Required action >>
An exact reproduction of the lines from the one with "Serialize everything readable" to the end of the data below is required. No other lines may be included.
─── Supplied records ───
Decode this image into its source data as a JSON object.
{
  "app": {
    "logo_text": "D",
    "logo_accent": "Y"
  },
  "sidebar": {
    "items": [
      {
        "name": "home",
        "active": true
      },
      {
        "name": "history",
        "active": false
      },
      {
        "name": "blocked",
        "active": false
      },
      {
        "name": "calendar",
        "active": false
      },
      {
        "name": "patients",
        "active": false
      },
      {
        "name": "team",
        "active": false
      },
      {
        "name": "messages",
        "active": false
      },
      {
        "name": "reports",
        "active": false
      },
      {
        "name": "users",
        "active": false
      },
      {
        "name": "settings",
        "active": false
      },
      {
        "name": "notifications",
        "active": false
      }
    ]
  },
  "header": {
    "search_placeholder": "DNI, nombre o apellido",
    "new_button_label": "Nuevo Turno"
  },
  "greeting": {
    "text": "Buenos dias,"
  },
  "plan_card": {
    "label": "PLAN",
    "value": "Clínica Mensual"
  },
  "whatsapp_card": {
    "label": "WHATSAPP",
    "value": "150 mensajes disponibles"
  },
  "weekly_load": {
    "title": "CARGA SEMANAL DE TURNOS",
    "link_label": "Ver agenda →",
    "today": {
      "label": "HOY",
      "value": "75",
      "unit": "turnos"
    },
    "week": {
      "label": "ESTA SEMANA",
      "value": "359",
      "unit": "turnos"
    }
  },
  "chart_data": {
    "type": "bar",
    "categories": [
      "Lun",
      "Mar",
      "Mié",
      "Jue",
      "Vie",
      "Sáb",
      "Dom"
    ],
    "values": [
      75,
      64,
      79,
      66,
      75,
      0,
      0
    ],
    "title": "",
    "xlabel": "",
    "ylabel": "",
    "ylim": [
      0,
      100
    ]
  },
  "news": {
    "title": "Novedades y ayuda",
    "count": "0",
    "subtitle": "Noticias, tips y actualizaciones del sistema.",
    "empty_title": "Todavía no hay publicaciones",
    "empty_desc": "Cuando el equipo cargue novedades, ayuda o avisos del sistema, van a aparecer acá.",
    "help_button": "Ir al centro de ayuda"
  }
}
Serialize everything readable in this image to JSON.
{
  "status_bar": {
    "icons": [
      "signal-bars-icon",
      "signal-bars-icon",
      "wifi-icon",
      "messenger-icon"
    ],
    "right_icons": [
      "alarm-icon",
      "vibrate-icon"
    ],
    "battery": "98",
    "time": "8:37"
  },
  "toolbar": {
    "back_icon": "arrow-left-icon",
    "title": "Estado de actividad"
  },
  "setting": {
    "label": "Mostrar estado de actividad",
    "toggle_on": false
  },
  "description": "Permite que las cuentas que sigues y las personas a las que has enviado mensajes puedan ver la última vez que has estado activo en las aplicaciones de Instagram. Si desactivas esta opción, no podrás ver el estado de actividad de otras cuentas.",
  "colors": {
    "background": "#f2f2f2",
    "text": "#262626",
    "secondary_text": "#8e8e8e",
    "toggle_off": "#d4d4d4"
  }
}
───
Task output >>
Serialize everything readable in this image to JSON.
{
  "status_bar": {
    "icons": [
      "signal-bars-icon",
      "signal-bars-icon",
      "wifi-icon",
      "messenger-icon"
    ],
    "right_icons": [
      "alarm-icon",
      "vibrate-icon"
    ],
    "battery": "98",
    "time": "8:37"
  },
  "toolbar": {
    "back_icon": "arrow-left-icon",
    "title": "Estado de actividad"
  },
  "setting": {
    "label": "Mostrar estado de actividad",
    "toggle_on": false
  },
  "description": "Permite que las cuentas que sigues y las personas a las que has enviado mensajes puedan ver la última vez que has estado activo en las aplicaciones de Instagram. Si desactivas esta opción, no podrás ver el estado de actividad de otras cuentas.",
  "colors": {
    "background": "#f2f2f2",
    "text": "#262626",
    "secondary_text": "#8e8e8e",
    "toggle_off": "#d4d4d4"
  }
}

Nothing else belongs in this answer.